My 5th great-grandfather Gio’ Batta Iob – sicher was born in Cunevo c. 1739. His exact date of birth is not known due to destruction of most records during a fire in 1802. Gio’ Batta was a short form for Giovanni Battista. A common name at the time, Giovanni Battista was also written as “Giambatta”, “Giambattista”, Baptista, and as “Bapta” in the Latin of the 1600’s. Depending on the period and type of record you are searching, you will likely encounter each form of the name. The name loosely translates as “John Baptist”, a sign of the importance of religion during that period. The “sicher” suffix was actually a “sopranome” used to distinguish between branches bearing the same last name.
Documents in the Cunevo village archives refer to an April 1769 meeting held in the nearby village of Terres for the purpose of discussing and settling civic matters between the two villages. Among the 21 heads of families from Cunevo attending this meeting was Baptista Iob – sicher and a Josephi (Giuseppe) Iob – sicher.
The archives also contain records of an April 1773 meeting held in Cunevo to discuss the admittance to Cunevo of a Terres villager. Attending this meeting was Gio’ Batta Iob – sicher, who was referred to as a “regolani“. In 18th century Trentino, the Regola, a system of laws and regulations was in effect. Each community had it own “Carta di Regola” containing the laws applicable to the specific village. It provided that officials (“regolani”) were elected by the townspeople and were responsible for administraton of village affairs.
Gio’ Batta Iob married Teresa Vilot (a not uncommon surname during that time, but not often found today). Of their four children, a daughter married Francesco Iob – perotel, and another daughter married Gio’ Batta Iob – bottes. Here we see the importance of using “sopranome” to distinguish between the different Iob clans.
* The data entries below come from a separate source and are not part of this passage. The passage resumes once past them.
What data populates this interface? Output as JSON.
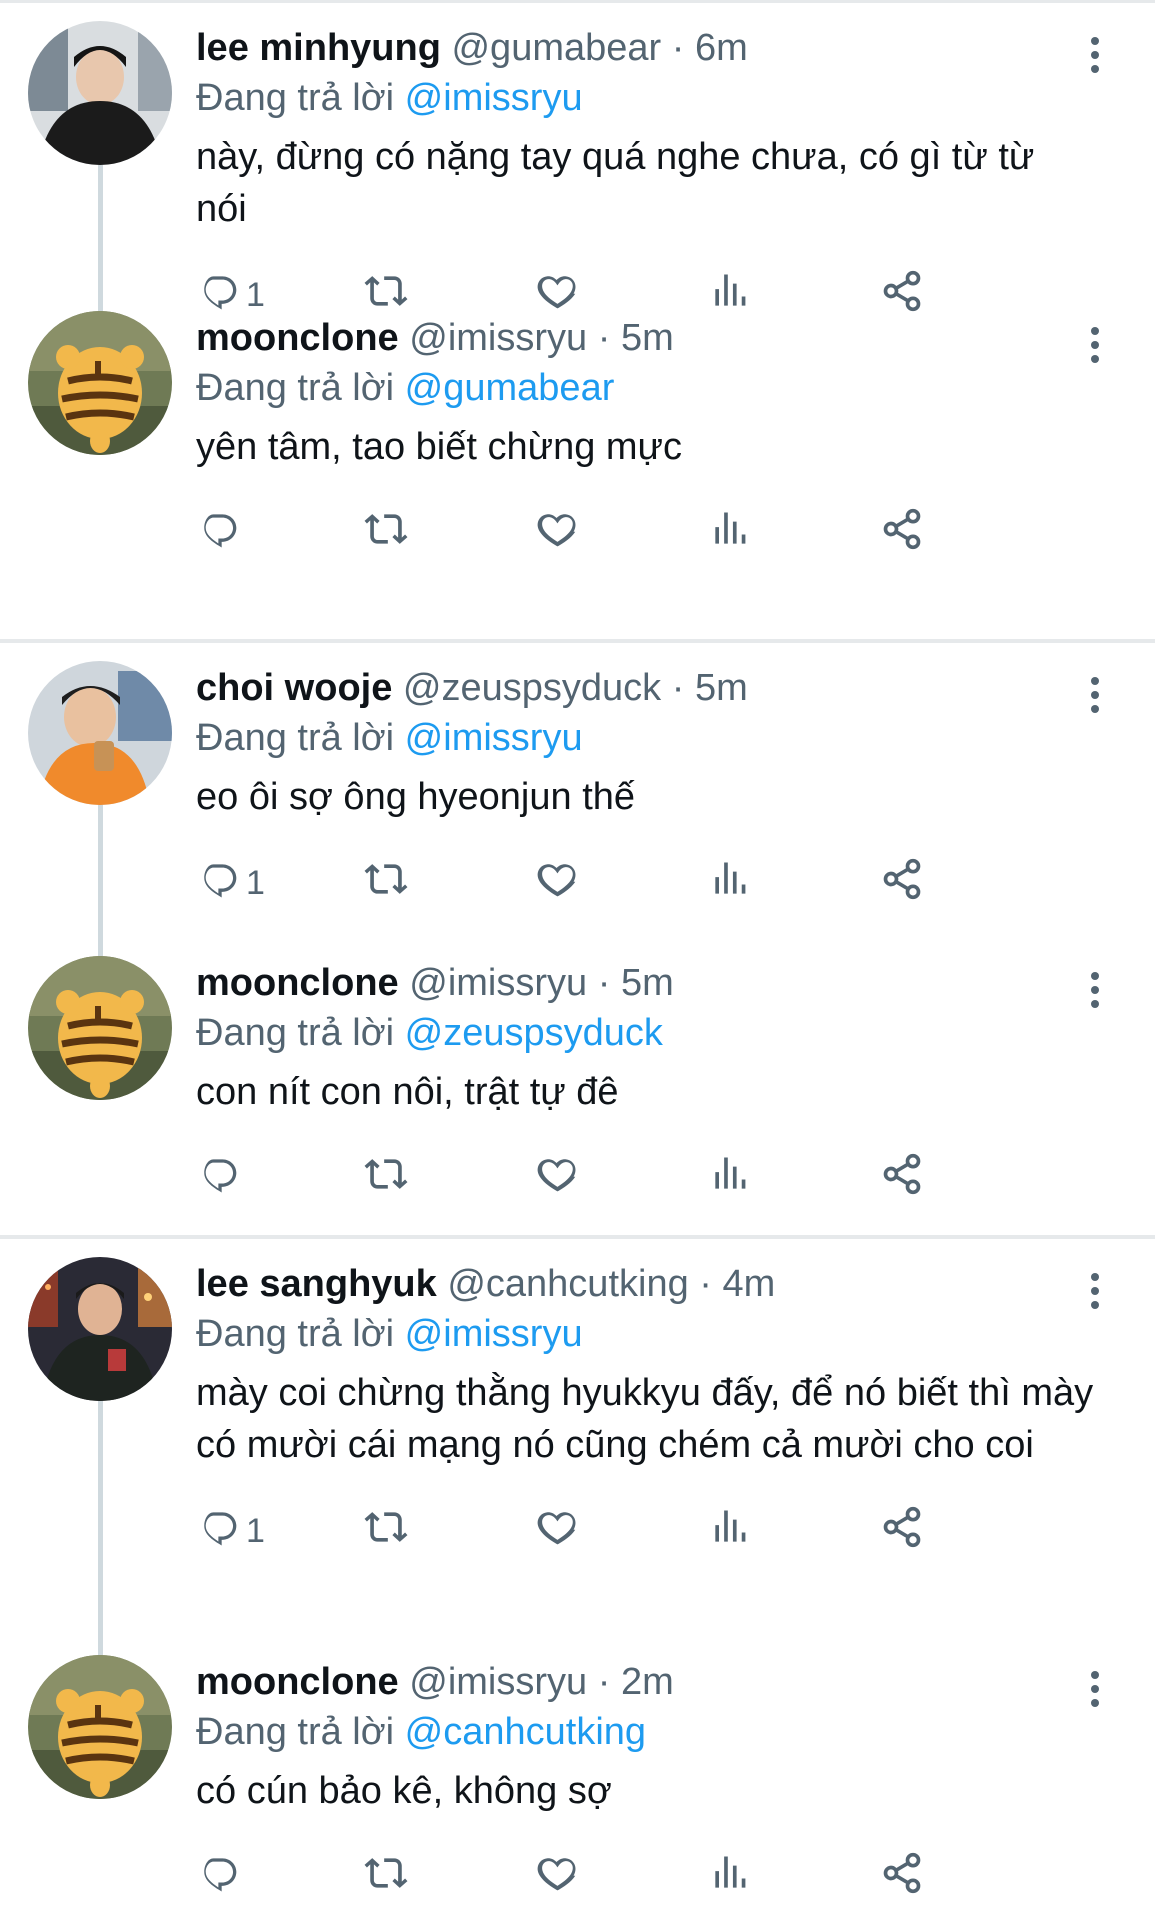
{
  "tweets": [
    {
      "name": "lee minhyung",
      "handle": "@gumabear",
      "dot": "·",
      "time": "6m",
      "reply_prefix": "Đang trả lời",
      "reply_to": "@imissryu",
      "text": "này, đừng có nặng tay quá nghe chưa, có gì từ từ nói",
      "reply_count": "1",
      "avatar": "person-dark"
    },
    {
      "name": "moonclone",
      "handle": "@imissryu",
      "dot": "·",
      "time": "5m",
      "reply_prefix": "Đang trả lời",
      "reply_to": "@gumabear",
      "text": "yên tâm, tao biết chừng mực",
      "reply_count": "",
      "avatar": "tiger"
    },
    {
      "name": "choi wooje",
      "handle": "@zeuspsyduck",
      "dot": "·",
      "time": "5m",
      "reply_prefix": "Đang trả lời",
      "reply_to": "@imissryu",
      "text": "eo ôi sợ ông hyeonjun thế",
      "reply_count": "1",
      "avatar": "person-orange"
    },
    {
      "name": "moonclone",
      "handle": "@imissryu",
      "dot": "·",
      "time": "5m",
      "reply_prefix": "Đang trả lời",
      "reply_to": "@zeuspsyduck",
      "text": "con nít con nôi, trật tự đê",
      "reply_count": "",
      "avatar": "tiger"
    },
    {
      "name": "lee sanghyuk",
      "handle": "@canhcutking",
      "dot": "·",
      "time": "4m",
      "reply_prefix": "Đang trả lời",
      "reply_to": "@imissryu",
      "text": "mày coi chừng thằng hyukkyu đấy, để nó biết thì mày có mười cái mạng nó cũng chém cả mười cho coi",
      "reply_count": "1",
      "avatar": "person-night"
    },
    {
      "name": "moonclone",
      "handle": "@imissryu",
      "dot": "·",
      "time": "2m",
      "reply_prefix": "Đang trả lời",
      "reply_to": "@canhcutking",
      "text": "có cún bảo kê, không sợ",
      "reply_count": "",
      "avatar": "tiger"
    }
  ],
  "icons": {
    "reply": "reply-icon",
    "retweet": "retweet-icon",
    "like": "heart-icon",
    "views": "views-icon",
    "share": "share-icon",
    "more": "more-icon"
  },
  "colors": {
    "link": "#1d9bf0",
    "muted": "#536471",
    "text": "#0f1419",
    "divider": "#e6e9eb"
  }
}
A 1793 Cunevo tax census showed that Gio’ Batta Iob – sicher owned 19 different pieces of property, including house #16. A portion of the census document is shown below. At that time, rather than street addresses, houses were given numbers (I am guessing that the numbers were based on the sequence in which they were built, importance, location, or some other factor). The early houses were very modest structures made of stone and wood, with most having two levels. Outside stairs were used to reach the second level. In the winter, the kitchen served as the focal point of family activities due to the warmth generated by the cooking fires. The living conditions were very rustic, and often three generations of a family lived together.
During this period, Trentino (including Cunevo) came under the control of the French Republic. In September 1796, the French army, under the command of Napolean Bonaparte, enter the city of Trento. His goal was to defeat the Austrian army and eventually link up with French forces in Germany. The Austrian military authorities ordered the formation of companies of volunteers for the purpose of defending Trentino. The villages of Cunevo, Flavon, and Terres were asked to form a 34-man company. However, even with the offer of compensation, no one volunteered.
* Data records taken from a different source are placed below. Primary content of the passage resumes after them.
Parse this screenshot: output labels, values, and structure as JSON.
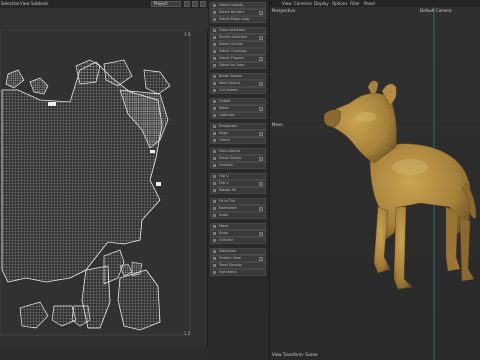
{
  "uv_editor": {
    "menu": [
      "Selection",
      "View",
      "Subtools"
    ],
    "project_dropdown": "Project"
  },
  "tools": {
    "items": [
      "Select Islands",
      "Select Borders",
      "Select Edge Loop",
      "Grow Selection",
      "Shrink Selection",
      "Select Similar",
      "Select Overlaps",
      "Select Flipped",
      "Select by Area",
      "Break Seams",
      "Weld Seams",
      "Cut Seams",
      "Unfold",
      "Relax",
      "Optimize",
      "Straighten",
      "Align",
      "Orient",
      "Pack Islands",
      "Stack Similar",
      "Unstack",
      "Flip U",
      "Flip V",
      "Rotate 90",
      "Fit to Tile",
      "Normalize",
      "Scale",
      "Move",
      "Snap",
      "Checker",
      "Distortion",
      "Stretch View",
      "Texel Density",
      "Symmetry"
    ]
  },
  "viewport": {
    "menu": [
      "View",
      "Cameras",
      "Display",
      "Options",
      "Filter",
      "Panel"
    ],
    "label": "Perspective",
    "camera": "Default Camera",
    "move_label": "Move",
    "status": "View Transform: Scene"
  }
}
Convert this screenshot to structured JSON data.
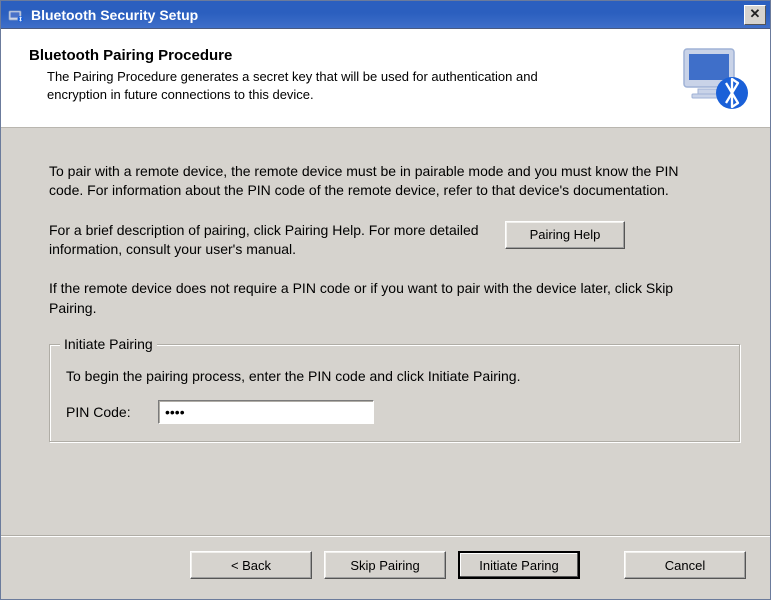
{
  "window": {
    "title": "Bluetooth Security Setup"
  },
  "banner": {
    "title": "Bluetooth Pairing Procedure",
    "description": "The Pairing Procedure generates a secret key that will be used for authentication and encryption in future connections to this device."
  },
  "body": {
    "para1": "To pair with a remote device, the remote device must be in pairable mode and you must know the PIN code.  For information about the PIN code of the remote device, refer to that device's documentation.",
    "para2": "For a brief description of pairing, click Pairing Help.  For more detailed information, consult your user's manual.",
    "para3": "If the remote device does not require a PIN code or if you want to pair with the device later, click Skip Pairing.",
    "pairing_help_label": "Pairing Help"
  },
  "group": {
    "legend": "Initiate Pairing",
    "instruction": "To begin the pairing process, enter the PIN code and click Initiate Pairing.",
    "pin_label": "PIN Code:",
    "pin_value": "••••"
  },
  "footer": {
    "back": "< Back",
    "skip": "Skip Pairing",
    "initiate": "Initiate Paring",
    "cancel": "Cancel"
  }
}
Faced with opposition from local defense forces, Napolean left Trento in November, but returned in January 1797. Intervention by Austrian forces ousted the French in 1799. In 1803, Trentino was returned to the control of the Austrians, who in 1805 abolished the “regole” used by the towns for administrative control. It is unknown if Gio’ Batta Iob sicher was still a regolano at that time.
In 1805 Trentino was annexed to the Kingdom of Baveria. With the signing of the Treaty of Paris in 1810, Trentino was aggregated with the Kingdom of Italy, until 1816, when it was returned to the control of the Austrian Empire. Gio’ Batta Iob died of fever in Cunevo in March 1814. Thus, for the last 18 years of his life, Gio’ Batta was a subject first of Austria, then of the Kingdom of Bavaria, and lastly of the Kingdom of Italy. His wife Teresa Vilot (my 5th great-grandmother) died of a stroke in July 1822, and thus died a subject of Austria.